Michael Mandel (3L) meets with his client Shalonda Rivers after a successful hearing in county court

Evictions may seem like simple legal proceedings, but unrepresented tenants are often unable to properly raise their defenses. Most unrepresented tenants lose their evictions – often by default. Students in the Tenants’ Rights Clinic defend families facing eviction and fight to keep tenants in their homes, all while gaining valuable litigation and negotiation skills. The clinic, based at Legal Services of Greater Miami, Inc., is offered each spring semester, and students work under the supervision of Clinic Director Jeffrey Hearne.  
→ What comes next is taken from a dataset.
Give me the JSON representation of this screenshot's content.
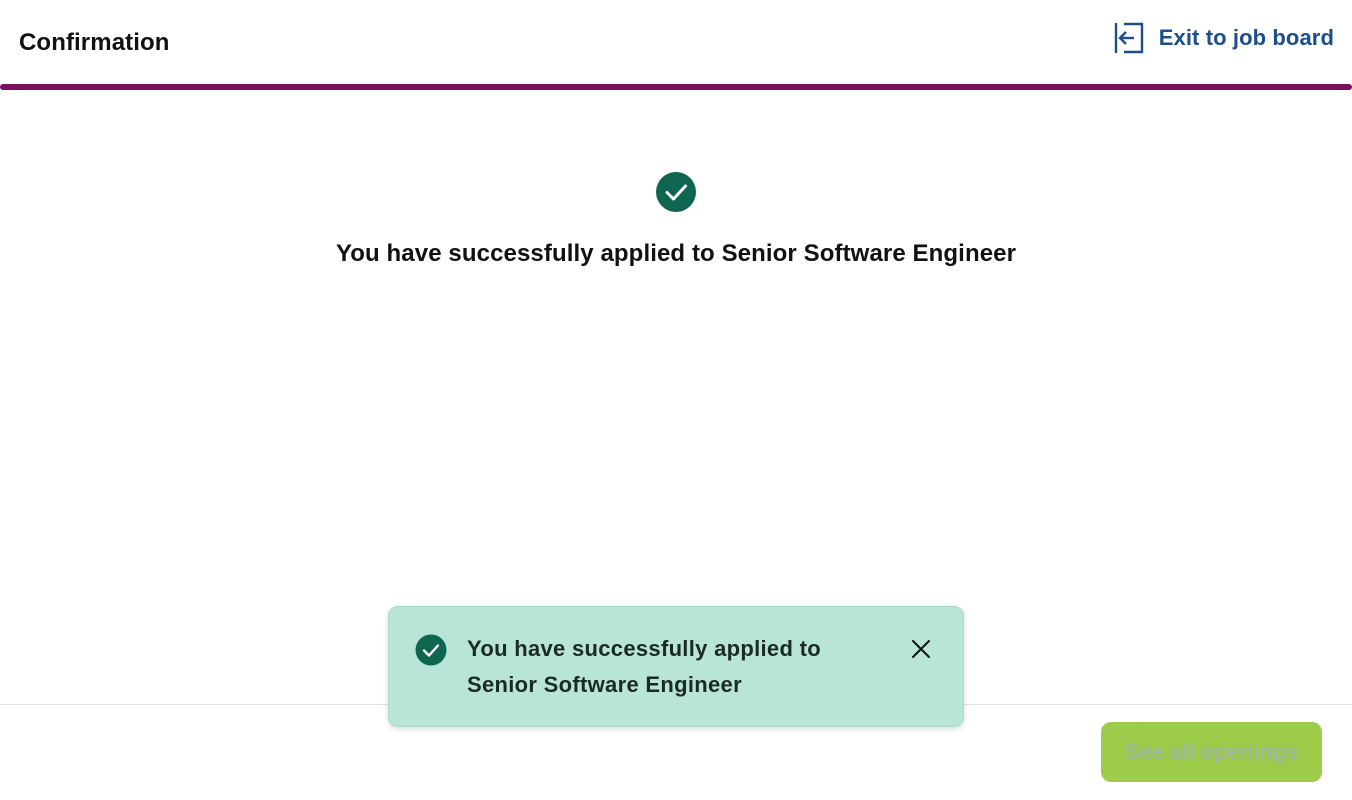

At the beginning of the Spring 2019 semester, Michael Mandel, a certified legal intern and 3L at Miami Law, was assigned to represent Shalonda Rivers and her family in a pending eviction. “Defending an eviction is vital legal assistance -- being evicted or losing subsidized housing assistance can be devastating because of the lack of affordable housing in Miami and the unbelievably long waiting lists to get back into affordable housing,” said Mandel. 

Rivers is a resident leader at a HUD-subsidized property in Opa-Locka where she has lived with her three children since 2001. A few years ago, she started a tenant association so residents could collectively voice complaints about living conditions and gain valuable information about their legal rights. The association pushed for desperately needed repairs and improved conditions. Last summer, the Miami New Times featured Rivers in an article about the terrible conditions at the property. 

Because of her advocacy, the landlord filed an eviction against Rivers for allegedly not allowing the landlord into her unit on two separate occasions – nine months apart. Rivers alleged that the landlord filed the eviction against her in retaliation since it was based on a minor lease violation. 

“Once I reviewed the case and the possible consequences involved to Ms. Rivers and her family, it really hit me how vital and potentially life-changing these cases are to these families and how much of a positive impact I can make through my work in the clinic,” said Mandel. 

Mandel drafted various documents to defend the eviction, including a motion for summary judgment and engaged in settlement negotiations with opposing counsel. He represented Rivers at the summary judgment hearing, and during the hearing, the landlord voluntarily dismissed the eviction due to the strength of Rivers’ case. With the help of Mandel’s advocacy, Rivers and her family successfully defended themselves in their eviction and can stay in the place they have called home for nearly two decades. Additionally, Rivers has been relocated to a hotel while the landlord makes much-needed repairs to her apartment.

“I am very happy to have been able to successfully defend Ms. Rivers in her eviction suit,” said Mandel. “Anyone who has met Ms. Rivers can tell you that she is a great advocate for low-income tenants, and it meant a lot to me to be able to use my legal training to help prevent the potentially tragic outcome of an eviction.”